For each line of the listing that includes the word "Social", show the whole line.
Data extracts Block Start
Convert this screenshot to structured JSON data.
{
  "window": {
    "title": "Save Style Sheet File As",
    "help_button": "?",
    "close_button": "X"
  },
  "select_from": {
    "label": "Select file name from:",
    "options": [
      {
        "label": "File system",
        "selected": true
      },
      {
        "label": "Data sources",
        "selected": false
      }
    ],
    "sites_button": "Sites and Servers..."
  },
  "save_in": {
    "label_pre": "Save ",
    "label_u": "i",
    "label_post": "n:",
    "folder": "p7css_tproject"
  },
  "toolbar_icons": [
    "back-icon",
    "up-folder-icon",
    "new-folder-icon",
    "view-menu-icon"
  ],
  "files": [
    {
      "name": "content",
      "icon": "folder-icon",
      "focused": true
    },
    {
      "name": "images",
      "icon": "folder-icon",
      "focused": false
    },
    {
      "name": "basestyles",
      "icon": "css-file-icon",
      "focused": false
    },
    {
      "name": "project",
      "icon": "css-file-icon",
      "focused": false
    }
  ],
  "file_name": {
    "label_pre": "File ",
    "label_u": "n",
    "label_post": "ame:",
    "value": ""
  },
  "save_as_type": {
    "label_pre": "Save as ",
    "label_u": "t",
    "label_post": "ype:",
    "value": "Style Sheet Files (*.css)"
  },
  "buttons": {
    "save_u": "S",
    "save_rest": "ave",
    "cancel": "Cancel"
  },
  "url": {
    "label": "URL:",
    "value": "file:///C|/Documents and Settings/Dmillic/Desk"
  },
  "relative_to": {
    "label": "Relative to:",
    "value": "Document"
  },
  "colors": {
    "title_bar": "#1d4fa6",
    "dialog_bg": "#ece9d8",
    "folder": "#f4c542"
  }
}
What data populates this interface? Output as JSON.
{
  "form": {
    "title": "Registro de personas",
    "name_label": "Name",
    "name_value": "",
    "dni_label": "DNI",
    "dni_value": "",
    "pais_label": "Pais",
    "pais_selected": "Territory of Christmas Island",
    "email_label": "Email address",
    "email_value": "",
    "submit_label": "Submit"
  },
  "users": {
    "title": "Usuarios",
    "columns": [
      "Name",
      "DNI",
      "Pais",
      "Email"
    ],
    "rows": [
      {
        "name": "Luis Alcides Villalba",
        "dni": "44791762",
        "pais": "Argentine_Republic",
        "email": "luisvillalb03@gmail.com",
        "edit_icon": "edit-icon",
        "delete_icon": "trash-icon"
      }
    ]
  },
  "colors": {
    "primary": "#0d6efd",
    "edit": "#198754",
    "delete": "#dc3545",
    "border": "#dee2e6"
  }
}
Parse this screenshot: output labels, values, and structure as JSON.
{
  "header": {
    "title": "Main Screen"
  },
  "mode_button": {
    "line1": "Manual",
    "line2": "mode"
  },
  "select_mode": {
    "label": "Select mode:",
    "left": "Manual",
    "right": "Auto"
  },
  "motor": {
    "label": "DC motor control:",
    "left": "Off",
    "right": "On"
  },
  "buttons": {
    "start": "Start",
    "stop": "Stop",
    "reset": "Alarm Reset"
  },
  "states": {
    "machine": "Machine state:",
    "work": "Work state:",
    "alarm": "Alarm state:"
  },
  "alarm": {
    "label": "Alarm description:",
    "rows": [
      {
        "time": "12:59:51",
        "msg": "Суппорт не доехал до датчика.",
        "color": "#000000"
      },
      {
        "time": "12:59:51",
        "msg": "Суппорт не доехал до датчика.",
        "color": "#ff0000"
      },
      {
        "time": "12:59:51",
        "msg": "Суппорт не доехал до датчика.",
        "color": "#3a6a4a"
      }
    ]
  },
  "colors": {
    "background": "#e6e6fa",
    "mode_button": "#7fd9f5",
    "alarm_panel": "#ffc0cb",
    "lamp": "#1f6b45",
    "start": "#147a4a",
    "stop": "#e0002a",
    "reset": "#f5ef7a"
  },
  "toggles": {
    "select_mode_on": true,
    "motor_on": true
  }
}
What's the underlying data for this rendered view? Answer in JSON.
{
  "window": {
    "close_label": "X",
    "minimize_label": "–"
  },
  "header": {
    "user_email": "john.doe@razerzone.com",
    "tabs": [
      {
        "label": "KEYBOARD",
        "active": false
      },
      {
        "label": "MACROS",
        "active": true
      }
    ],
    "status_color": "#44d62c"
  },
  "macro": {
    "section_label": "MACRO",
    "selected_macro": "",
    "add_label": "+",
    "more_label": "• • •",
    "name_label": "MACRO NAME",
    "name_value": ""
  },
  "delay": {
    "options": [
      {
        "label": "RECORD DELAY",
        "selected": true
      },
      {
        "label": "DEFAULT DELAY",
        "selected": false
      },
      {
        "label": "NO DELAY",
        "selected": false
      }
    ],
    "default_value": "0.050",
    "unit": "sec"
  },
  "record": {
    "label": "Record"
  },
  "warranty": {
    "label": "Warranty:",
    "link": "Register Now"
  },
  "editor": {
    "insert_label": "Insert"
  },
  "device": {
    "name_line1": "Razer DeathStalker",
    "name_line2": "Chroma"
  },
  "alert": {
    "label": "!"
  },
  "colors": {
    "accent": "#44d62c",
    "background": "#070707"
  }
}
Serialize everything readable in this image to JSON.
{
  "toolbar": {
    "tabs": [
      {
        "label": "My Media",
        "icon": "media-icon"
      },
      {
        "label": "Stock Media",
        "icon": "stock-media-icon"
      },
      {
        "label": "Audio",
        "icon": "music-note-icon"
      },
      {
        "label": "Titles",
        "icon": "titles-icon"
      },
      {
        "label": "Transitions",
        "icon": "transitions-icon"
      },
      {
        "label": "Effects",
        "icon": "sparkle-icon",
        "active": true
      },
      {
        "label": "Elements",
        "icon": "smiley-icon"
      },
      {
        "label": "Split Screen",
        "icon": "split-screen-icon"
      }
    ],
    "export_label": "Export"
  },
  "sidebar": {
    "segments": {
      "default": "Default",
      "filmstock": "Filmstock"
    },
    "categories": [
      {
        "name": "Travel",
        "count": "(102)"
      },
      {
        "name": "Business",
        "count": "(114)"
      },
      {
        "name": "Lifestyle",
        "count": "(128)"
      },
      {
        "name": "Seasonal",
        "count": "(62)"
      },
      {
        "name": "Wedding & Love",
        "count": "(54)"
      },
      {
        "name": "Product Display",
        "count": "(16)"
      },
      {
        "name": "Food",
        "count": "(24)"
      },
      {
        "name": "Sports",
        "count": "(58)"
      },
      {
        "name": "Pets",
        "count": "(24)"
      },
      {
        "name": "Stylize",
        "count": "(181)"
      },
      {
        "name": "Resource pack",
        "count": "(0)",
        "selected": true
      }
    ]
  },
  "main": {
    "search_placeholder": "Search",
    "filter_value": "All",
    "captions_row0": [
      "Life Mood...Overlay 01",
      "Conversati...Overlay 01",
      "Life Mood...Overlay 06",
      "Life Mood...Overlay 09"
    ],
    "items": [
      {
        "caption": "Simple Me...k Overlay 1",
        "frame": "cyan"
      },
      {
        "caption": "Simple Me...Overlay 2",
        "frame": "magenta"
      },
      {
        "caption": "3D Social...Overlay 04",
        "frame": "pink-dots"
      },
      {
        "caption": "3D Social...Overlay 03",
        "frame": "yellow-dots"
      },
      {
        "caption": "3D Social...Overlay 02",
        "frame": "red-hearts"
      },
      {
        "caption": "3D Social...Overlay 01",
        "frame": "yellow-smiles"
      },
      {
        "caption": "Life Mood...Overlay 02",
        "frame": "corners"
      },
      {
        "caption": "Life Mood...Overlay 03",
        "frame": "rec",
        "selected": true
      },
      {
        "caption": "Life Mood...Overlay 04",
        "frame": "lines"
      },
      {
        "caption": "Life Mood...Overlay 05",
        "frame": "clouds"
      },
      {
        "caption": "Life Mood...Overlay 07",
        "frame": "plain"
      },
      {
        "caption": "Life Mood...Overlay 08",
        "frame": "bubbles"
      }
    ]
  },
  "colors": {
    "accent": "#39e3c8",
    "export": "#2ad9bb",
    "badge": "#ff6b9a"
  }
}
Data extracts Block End
Solution to this exercise
        "caption": "3D Social...Overlay 04",
        "caption": "3D Social...Overlay 03",
        "caption": "3D Social...Overlay 02",
        "caption": "3D Social...Overlay 01",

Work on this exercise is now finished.